Regressive tax brackets under AMT

The alternative minimum tax or AMT has been affecting more and more Americans in recent years. Originally designed as an alternative tax for the very rich who avoided paying tax by claiming various deductions, it is now becoming more and more of a middle and upper-middle class tax. The main reason is because the income thresholds for AMT are not indexed for inflation, quite unlike the regular income tax brackets.

Most people must have heard that the AMT tax brackets are ‘only’ 26% for incomes below $175k or 28% for incomes beyond $175k. This is not quite true. AlvinSch on Diehards forum has raised the issue a few times that AMT brackets are in fact regressive if your income is within the range of $150k and $400.2k (was $382k in 2005, see CNN article: “How the new tax law affects you”, May 17, 2006).

The reason why the effective AMT brackets are not 26% and 28% is because the effect of a phase-out of the personal AMT exemption for incomes above $150k by a quarter of a dollar for every additional dollar earned is ignored. The effect of the phase-out is to increase the tax rate by a quarter of 26% or 28% for incomes in the phase-out range.
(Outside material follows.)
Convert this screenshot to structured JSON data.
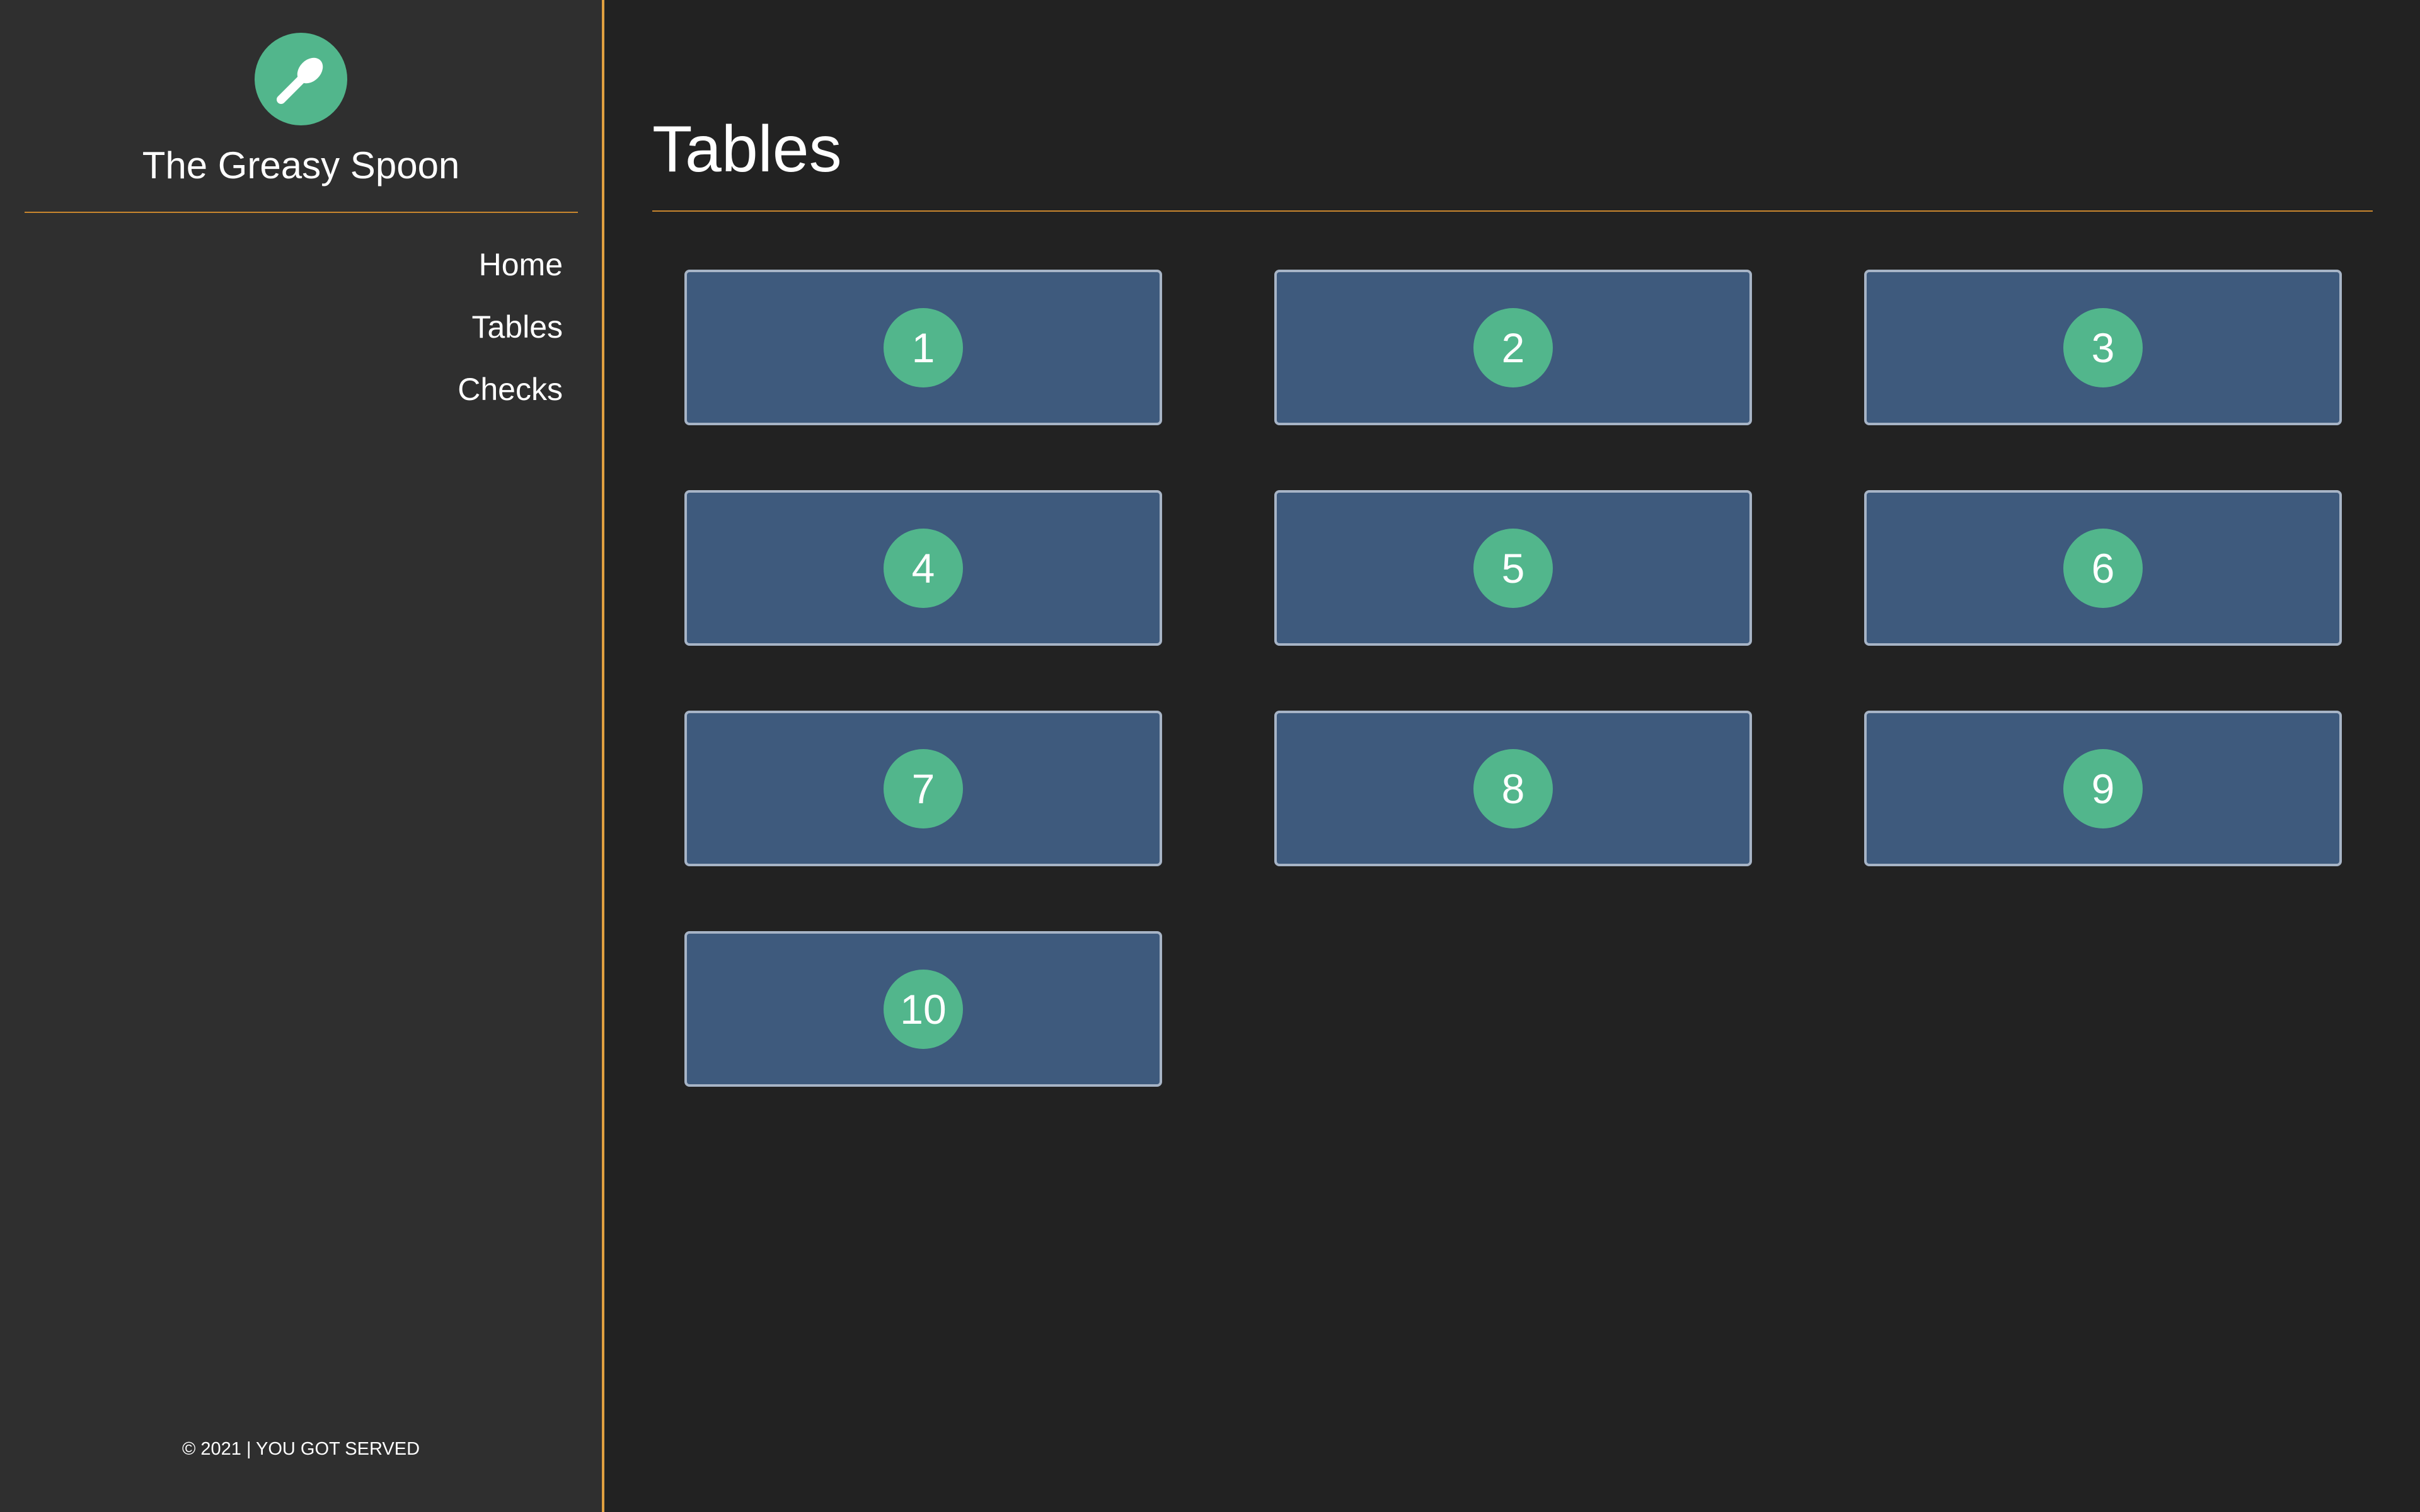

Overall, the effective AMT brackets for a couple filing jointly for tax year 2006, taking the phase-out exemption into account, is as follows:

  • below $62.55k : 0%
  • $62.55k to $150k : 26%
  • $150k to $220.04k : 26% + 26%/4 = 32.5%
  • $220.04k to $400.2k : 28% + 28%/4 = 35%
  • beyond $400.2k : 28%

As we can see, the AMT brackets are regressive and actually lower for the very rich with incomes beyond $400.2k.


1) The income of $220.04k is the point at which AMT changes from 26% to 28%. This number, call this Y, occurs when your ordinary income, reduced by personal exemption, is $175k. The calculation to derive Y is as follows:

Y – E = 175000 where E is the personal exemption.

Y is above $150k and E is therefore subjected to the phase-out:

E = 62550 – 0.25(Y-150000)


Y – (62550 – 0.25(Y-150000)) = 175000, giving Y = $220,040.

2) The number of $400.2k is the point at which the personal exemption completely disappears. This number is given by $150k + $62.55k/0.25 = $400.2k.